Dataset rows for apps and sites

◇ ◇ ◇ ◇

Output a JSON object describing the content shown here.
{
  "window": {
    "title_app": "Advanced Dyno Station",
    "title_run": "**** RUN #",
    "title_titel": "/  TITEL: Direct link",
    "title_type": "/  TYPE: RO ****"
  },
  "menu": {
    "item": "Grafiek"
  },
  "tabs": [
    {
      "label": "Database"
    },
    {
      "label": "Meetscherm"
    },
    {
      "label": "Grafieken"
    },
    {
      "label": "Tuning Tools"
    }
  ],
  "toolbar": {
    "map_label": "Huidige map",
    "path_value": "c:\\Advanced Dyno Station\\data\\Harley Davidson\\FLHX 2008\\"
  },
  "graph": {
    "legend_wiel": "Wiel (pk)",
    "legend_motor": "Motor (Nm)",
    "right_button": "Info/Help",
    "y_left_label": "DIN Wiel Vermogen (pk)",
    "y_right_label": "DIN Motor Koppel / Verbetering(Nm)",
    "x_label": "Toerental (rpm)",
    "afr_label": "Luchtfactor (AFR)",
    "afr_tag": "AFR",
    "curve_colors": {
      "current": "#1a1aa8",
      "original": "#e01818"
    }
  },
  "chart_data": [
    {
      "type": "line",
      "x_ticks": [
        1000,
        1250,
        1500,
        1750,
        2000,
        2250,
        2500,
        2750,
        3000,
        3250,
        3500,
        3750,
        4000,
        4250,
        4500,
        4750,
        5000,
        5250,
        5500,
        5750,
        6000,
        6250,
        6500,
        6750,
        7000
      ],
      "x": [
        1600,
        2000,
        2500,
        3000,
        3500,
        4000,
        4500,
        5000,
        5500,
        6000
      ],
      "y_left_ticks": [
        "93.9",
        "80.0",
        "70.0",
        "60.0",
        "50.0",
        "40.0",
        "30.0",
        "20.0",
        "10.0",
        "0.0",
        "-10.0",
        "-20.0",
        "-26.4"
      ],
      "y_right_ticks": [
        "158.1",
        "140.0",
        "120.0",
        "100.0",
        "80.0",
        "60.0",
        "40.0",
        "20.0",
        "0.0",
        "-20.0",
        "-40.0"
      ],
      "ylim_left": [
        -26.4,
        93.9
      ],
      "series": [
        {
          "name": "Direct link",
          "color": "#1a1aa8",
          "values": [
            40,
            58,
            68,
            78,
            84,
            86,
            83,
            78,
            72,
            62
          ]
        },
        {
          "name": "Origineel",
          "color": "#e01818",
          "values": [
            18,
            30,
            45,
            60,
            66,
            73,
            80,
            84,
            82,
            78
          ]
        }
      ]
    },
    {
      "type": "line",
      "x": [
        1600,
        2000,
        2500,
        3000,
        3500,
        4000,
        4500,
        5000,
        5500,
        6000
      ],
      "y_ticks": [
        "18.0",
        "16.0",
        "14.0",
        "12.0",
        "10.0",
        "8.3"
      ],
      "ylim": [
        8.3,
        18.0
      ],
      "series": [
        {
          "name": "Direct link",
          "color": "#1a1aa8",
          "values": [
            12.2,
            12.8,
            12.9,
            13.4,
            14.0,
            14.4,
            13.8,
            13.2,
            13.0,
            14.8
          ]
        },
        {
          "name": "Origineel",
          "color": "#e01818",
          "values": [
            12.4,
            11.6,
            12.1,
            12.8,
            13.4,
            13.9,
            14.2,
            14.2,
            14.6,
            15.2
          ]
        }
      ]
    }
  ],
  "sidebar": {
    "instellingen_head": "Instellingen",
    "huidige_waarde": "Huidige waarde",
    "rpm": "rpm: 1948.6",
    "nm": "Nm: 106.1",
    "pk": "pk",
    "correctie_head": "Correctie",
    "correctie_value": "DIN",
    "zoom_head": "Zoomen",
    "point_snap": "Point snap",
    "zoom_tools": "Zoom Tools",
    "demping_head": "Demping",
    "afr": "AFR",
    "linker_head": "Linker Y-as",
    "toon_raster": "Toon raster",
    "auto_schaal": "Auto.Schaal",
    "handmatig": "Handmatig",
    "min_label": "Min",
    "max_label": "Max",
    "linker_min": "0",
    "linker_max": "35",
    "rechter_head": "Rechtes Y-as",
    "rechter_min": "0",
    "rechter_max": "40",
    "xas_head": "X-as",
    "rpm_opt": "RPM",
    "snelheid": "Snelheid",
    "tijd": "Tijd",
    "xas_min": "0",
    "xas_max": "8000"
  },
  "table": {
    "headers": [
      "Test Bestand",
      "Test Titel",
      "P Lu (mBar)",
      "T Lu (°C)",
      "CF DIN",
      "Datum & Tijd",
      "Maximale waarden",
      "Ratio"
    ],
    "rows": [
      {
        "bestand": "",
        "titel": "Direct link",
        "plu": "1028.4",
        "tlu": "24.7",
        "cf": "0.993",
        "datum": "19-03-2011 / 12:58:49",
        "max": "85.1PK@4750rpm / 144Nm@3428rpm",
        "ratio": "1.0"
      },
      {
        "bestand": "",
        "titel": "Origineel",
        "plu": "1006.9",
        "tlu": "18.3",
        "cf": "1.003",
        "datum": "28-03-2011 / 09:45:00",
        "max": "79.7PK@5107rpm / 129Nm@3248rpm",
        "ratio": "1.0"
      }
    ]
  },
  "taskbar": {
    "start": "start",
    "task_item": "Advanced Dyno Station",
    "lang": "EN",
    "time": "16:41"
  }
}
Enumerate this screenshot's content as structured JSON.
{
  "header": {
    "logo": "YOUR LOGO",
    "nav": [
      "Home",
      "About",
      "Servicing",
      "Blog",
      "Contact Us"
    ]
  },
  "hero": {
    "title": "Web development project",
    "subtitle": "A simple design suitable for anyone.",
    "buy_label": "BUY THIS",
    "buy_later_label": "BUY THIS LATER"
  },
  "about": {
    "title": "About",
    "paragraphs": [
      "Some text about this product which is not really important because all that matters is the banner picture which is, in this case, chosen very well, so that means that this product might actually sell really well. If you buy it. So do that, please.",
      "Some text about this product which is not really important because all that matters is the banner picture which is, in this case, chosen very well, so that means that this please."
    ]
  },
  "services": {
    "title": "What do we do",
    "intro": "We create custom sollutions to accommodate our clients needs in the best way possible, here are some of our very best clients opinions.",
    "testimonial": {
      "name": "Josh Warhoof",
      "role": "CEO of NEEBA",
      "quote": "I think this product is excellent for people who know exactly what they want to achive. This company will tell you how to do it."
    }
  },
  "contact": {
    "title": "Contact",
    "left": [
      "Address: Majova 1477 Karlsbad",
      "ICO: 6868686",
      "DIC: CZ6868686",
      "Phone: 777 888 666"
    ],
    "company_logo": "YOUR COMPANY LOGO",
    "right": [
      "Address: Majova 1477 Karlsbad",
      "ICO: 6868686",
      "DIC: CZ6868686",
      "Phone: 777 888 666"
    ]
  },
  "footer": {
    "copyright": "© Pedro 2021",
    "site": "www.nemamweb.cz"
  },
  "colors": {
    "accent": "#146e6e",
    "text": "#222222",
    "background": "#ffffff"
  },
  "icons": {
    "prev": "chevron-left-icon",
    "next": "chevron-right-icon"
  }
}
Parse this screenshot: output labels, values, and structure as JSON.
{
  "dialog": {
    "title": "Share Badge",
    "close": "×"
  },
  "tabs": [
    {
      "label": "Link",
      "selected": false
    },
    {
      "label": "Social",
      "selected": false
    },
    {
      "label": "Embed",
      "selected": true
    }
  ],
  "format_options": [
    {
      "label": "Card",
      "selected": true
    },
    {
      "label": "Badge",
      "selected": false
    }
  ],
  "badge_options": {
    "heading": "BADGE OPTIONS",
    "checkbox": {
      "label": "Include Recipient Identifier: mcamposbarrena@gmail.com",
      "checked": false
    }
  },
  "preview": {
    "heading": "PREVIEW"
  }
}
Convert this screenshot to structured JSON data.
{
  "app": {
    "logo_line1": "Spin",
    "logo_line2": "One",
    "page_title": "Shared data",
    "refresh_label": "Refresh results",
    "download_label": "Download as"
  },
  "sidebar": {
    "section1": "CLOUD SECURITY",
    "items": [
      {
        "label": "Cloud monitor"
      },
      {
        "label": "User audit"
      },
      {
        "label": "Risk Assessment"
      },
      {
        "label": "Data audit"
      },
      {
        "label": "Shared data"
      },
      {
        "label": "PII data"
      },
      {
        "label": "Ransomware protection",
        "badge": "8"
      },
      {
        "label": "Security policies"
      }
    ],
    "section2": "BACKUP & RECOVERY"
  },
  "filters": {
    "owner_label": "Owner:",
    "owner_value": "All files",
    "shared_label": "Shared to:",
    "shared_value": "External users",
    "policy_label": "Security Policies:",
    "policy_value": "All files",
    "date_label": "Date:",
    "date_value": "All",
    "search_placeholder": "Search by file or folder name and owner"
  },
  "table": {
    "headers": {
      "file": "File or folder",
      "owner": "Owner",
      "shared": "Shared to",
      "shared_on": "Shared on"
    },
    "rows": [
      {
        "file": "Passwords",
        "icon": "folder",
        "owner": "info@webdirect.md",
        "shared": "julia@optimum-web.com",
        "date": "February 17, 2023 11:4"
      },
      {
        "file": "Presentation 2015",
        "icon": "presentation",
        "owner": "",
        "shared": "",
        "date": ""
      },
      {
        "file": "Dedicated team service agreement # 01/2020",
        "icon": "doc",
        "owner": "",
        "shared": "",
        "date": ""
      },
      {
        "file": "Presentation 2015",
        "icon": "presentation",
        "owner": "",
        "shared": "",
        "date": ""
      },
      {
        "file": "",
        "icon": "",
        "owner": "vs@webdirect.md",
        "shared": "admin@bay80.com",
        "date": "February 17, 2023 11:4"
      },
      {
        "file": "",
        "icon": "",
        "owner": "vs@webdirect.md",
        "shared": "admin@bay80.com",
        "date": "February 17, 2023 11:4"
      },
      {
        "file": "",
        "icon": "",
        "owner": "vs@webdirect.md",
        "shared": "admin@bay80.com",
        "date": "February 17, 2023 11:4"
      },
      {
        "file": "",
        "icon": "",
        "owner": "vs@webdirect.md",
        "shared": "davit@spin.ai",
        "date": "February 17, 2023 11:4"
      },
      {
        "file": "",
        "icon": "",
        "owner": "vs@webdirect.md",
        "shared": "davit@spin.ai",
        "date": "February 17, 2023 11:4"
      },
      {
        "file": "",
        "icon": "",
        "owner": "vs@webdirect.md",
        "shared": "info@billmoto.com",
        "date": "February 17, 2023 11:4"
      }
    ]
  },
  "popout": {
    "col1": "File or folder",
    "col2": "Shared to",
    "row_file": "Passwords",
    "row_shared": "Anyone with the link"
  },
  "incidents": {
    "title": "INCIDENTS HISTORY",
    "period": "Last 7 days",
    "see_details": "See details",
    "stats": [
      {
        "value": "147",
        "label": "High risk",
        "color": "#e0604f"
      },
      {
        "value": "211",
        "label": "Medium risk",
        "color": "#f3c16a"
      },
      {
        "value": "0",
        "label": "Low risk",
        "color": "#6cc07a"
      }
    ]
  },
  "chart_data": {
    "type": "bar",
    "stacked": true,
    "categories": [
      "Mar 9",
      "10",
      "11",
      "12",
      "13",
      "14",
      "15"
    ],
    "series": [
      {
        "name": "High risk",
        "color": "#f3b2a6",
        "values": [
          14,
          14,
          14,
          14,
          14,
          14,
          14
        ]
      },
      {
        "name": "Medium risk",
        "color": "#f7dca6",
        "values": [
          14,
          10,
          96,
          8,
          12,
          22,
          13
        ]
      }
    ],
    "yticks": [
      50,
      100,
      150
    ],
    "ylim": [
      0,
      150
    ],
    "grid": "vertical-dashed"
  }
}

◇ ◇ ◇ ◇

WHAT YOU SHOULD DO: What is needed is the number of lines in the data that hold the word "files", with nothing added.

REPLY TO THE TASK: 2